The records below are to be duplicated exactly as they appear.

Information provided:
******************************

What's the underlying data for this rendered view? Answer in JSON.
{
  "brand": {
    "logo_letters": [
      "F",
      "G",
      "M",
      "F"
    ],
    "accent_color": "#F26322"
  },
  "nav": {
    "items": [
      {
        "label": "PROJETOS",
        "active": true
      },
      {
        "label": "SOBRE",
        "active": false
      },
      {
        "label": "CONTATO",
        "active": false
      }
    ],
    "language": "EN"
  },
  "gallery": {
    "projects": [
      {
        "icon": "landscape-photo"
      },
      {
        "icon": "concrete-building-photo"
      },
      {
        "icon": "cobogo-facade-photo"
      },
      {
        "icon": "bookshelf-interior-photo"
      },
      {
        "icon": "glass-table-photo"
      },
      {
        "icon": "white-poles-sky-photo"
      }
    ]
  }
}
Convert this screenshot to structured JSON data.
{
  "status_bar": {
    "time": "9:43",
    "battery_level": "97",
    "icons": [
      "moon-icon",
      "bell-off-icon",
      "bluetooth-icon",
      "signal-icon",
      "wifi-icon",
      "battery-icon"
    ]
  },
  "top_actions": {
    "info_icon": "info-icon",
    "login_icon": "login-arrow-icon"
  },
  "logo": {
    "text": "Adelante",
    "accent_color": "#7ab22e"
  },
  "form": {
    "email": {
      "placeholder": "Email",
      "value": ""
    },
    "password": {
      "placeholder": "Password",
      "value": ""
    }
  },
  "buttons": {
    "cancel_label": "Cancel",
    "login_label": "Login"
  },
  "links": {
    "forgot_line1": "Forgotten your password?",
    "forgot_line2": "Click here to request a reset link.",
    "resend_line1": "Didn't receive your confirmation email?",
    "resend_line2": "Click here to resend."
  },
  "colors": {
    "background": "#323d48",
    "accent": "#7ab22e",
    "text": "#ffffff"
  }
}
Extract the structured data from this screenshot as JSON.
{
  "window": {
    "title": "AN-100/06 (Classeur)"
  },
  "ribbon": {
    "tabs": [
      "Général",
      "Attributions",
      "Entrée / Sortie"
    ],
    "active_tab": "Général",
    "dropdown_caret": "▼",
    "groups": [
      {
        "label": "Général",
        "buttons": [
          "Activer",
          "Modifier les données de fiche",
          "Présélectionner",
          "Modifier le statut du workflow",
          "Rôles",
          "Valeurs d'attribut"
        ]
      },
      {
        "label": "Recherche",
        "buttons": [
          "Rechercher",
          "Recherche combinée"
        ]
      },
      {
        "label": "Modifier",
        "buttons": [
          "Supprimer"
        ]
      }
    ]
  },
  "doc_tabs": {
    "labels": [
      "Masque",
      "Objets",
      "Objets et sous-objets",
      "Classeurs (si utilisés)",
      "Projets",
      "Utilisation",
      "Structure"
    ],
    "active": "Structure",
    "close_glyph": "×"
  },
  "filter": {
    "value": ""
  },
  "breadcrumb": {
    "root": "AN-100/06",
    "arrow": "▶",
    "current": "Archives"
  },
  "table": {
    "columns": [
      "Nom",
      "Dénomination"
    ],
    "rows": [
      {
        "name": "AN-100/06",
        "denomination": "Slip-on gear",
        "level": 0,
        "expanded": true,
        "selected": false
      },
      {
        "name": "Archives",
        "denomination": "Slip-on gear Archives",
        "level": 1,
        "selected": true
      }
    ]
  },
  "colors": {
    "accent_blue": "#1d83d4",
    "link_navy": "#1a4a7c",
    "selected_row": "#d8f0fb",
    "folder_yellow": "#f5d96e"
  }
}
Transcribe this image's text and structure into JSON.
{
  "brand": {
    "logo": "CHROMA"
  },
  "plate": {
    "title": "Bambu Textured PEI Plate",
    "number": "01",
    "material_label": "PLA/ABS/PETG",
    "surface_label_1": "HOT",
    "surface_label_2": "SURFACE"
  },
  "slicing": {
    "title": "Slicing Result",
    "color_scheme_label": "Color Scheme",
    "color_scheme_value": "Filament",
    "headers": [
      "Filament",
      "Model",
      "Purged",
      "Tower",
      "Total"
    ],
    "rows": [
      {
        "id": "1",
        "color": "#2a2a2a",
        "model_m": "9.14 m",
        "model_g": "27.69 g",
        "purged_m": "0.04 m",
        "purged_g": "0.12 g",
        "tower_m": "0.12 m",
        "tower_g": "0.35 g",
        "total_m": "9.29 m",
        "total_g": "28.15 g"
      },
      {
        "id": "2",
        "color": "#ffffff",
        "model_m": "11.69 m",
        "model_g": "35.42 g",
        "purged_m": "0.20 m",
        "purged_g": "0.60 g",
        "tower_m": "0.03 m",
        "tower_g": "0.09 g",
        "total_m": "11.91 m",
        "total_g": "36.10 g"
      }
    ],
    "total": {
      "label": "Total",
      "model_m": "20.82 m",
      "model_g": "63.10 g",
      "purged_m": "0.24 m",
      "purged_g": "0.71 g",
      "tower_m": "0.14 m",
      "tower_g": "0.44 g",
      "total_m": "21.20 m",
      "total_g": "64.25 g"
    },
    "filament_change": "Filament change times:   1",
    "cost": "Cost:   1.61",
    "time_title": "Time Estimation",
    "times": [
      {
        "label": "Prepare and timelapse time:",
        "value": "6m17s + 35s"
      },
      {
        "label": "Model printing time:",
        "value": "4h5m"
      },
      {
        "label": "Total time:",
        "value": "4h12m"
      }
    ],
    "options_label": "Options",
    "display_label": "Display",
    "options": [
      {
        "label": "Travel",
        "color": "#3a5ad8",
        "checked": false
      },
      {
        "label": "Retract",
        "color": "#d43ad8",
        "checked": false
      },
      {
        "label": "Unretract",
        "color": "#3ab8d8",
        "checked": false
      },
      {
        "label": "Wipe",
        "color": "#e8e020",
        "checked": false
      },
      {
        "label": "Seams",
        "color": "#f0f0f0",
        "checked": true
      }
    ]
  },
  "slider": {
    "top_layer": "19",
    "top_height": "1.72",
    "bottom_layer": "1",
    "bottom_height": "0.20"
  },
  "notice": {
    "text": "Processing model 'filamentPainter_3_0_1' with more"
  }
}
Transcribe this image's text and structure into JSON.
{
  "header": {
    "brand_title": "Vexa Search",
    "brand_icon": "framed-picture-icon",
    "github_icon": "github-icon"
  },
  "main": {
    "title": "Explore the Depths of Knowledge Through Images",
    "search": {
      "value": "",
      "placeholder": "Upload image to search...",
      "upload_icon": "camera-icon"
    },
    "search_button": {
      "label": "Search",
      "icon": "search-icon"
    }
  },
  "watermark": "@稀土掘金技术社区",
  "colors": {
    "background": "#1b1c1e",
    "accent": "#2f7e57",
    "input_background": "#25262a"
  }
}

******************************

Expected output:
What's the underlying data for this rendered view? Answer in JSON.
{
  "brand": {
    "logo_letters": [
      "F",
      "G",
      "M",
      "F"
    ],
    "accent_color": "#F26322"
  },
  "nav": {
    "items": [
      {
        "label": "PROJETOS",
        "active": true
      },
      {
        "label": "SOBRE",
        "active": false
      },
      {
        "label": "CONTATO",
        "active": false
      }
    ],
    "language": "EN"
  },
  "gallery": {
    "projects": [
      {
        "icon": "landscape-photo"
      },
      {
        "icon": "concrete-building-photo"
      },
      {
        "icon": "cobogo-facade-photo"
      },
      {
        "icon": "bookshelf-interior-photo"
      },
      {
        "icon": "glass-table-photo"
      },
      {
        "icon": "white-poles-sky-photo"
      }
    ]
  }
}
Convert this screenshot to structured JSON data.
{
  "status_bar": {
    "time": "9:43",
    "battery_level": "97",
    "icons": [
      "moon-icon",
      "bell-off-icon",
      "bluetooth-icon",
      "signal-icon",
      "wifi-icon",
      "battery-icon"
    ]
  },
  "top_actions": {
    "info_icon": "info-icon",
    "login_icon": "login-arrow-icon"
  },
  "logo": {
    "text": "Adelante",
    "accent_color": "#7ab22e"
  },
  "form": {
    "email": {
      "placeholder": "Email",
      "value": ""
    },
    "password": {
      "placeholder": "Password",
      "value": ""
    }
  },
  "buttons": {
    "cancel_label": "Cancel",
    "login_label": "Login"
  },
  "links": {
    "forgot_line1": "Forgotten your password?",
    "forgot_line2": "Click here to request a reset link.",
    "resend_line1": "Didn't receive your confirmation email?",
    "resend_line2": "Click here to resend."
  },
  "colors": {
    "background": "#323d48",
    "accent": "#7ab22e",
    "text": "#ffffff"
  }
}
Extract the structured data from this screenshot as JSON.
{
  "window": {
    "title": "AN-100/06 (Classeur)"
  },
  "ribbon": {
    "tabs": [
      "Général",
      "Attributions",
      "Entrée / Sortie"
    ],
    "active_tab": "Général",
    "dropdown_caret": "▼",
    "groups": [
      {
        "label": "Général",
        "buttons": [
          "Activer",
          "Modifier les données de fiche",
          "Présélectionner",
          "Modifier le statut du workflow",
          "Rôles",
          "Valeurs d'attribut"
        ]
      },
      {
        "label": "Recherche",
        "buttons": [
          "Rechercher",
          "Recherche combinée"
        ]
      },
      {
        "label": "Modifier",
        "buttons": [
          "Supprimer"
        ]
      }
    ]
  },
  "doc_tabs": {
    "labels": [
      "Masque",
      "Objets",
      "Objets et sous-objets",
      "Classeurs (si utilisés)",
      "Projets",
      "Utilisation",
      "Structure"
    ],
    "active": "Structure",
    "close_glyph": "×"
  },
  "filter": {
    "value": ""
  },
  "breadcrumb": {
    "root": "AN-100/06",
    "arrow": "▶",
    "current": "Archives"
  },
  "table": {
    "columns": [
      "Nom",
      "Dénomination"
    ],
    "rows": [
      {
        "name": "AN-100/06",
        "denomination": "Slip-on gear",
        "level": 0,
        "expanded": true,
        "selected": false
      },
      {
        "name": "Archives",
        "denomination": "Slip-on gear Archives",
        "level": 1,
        "selected": true
      }
    ]
  },
  "colors": {
    "accent_blue": "#1d83d4",
    "link_navy": "#1a4a7c",
    "selected_row": "#d8f0fb",
    "folder_yellow": "#f5d96e"
  }
}
Transcribe this image's text and structure into JSON.
{
  "brand": {
    "logo": "CHROMA"
  },
  "plate": {
    "title": "Bambu Textured PEI Plate",
    "number": "01",
    "material_label": "PLA/ABS/PETG",
    "surface_label_1": "HOT",
    "surface_label_2": "SURFACE"
  },
  "slicing": {
    "title": "Slicing Result",
    "color_scheme_label": "Color Scheme",
    "color_scheme_value": "Filament",
    "headers": [
      "Filament",
      "Model",
      "Purged",
      "Tower",
      "Total"
    ],
    "rows": [
      {
        "id": "1",
        "color": "#2a2a2a",
        "model_m": "9.14 m",
        "model_g": "27.69 g",
        "purged_m": "0.04 m",
        "purged_g": "0.12 g",
        "tower_m": "0.12 m",
        "tower_g": "0.35 g",
        "total_m": "9.29 m",
        "total_g": "28.15 g"
      },
      {
        "id": "2",
        "color": "#ffffff",
        "model_m": "11.69 m",
        "model_g": "35.42 g",
        "purged_m": "0.20 m",
        "purged_g": "0.60 g",
        "tower_m": "0.03 m",
        "tower_g": "0.09 g",
        "total_m": "11.91 m",
        "total_g": "36.10 g"
      }
    ],
    "total": {
      "label": "Total",
      "model_m": "20.82 m",
      "model_g": "63.10 g",
      "purged_m": "0.24 m",
      "purged_g": "0.71 g",
      "tower_m": "0.14 m",
      "tower_g": "0.44 g",
      "total_m": "21.20 m",
      "total_g": "64.25 g"
    },
    "filament_change": "Filament change times:   1",
    "cost": "Cost:   1.61",
    "time_title": "Time Estimation",
    "times": [
      {
        "label": "Prepare and timelapse time:",
        "value": "6m17s + 35s"
      },
      {
        "label": "Model printing time:",
        "value": "4h5m"
      },
      {
        "label": "Total time:",
        "value": "4h12m"
      }
    ],
    "options_label": "Options",
    "display_label": "Display",
    "options": [
      {
        "label": "Travel",
        "color": "#3a5ad8",
        "checked": false
      },
      {
        "label": "Retract",
        "color": "#d43ad8",
        "checked": false
      },
      {
        "label": "Unretract",
        "color": "#3ab8d8",
        "checked": false
      },
      {
        "label": "Wipe",
        "color": "#e8e020",
        "checked": false
      },
      {
        "label": "Seams",
        "color": "#f0f0f0",
        "checked": true
      }
    ]
  },
  "slider": {
    "top_layer": "19",
    "top_height": "1.72",
    "bottom_layer": "1",
    "bottom_height": "0.20"
  },
  "notice": {
    "text": "Processing model 'filamentPainter_3_0_1' with more"
  }
}
Transcribe this image's text and structure into JSON.
{
  "header": {
    "brand_title": "Vexa Search",
    "brand_icon": "framed-picture-icon",
    "github_icon": "github-icon"
  },
  "main": {
    "title": "Explore the Depths of Knowledge Through Images",
    "search": {
      "value": "",
      "placeholder": "Upload image to search...",
      "upload_icon": "camera-icon"
    },
    "search_button": {
      "label": "Search",
      "icon": "search-icon"
    }
  },
  "watermark": "@稀土掘金技术社区",
  "colors": {
    "background": "#1b1c1e",
    "accent": "#2f7e57",
    "input_background": "#25262a"
  }
}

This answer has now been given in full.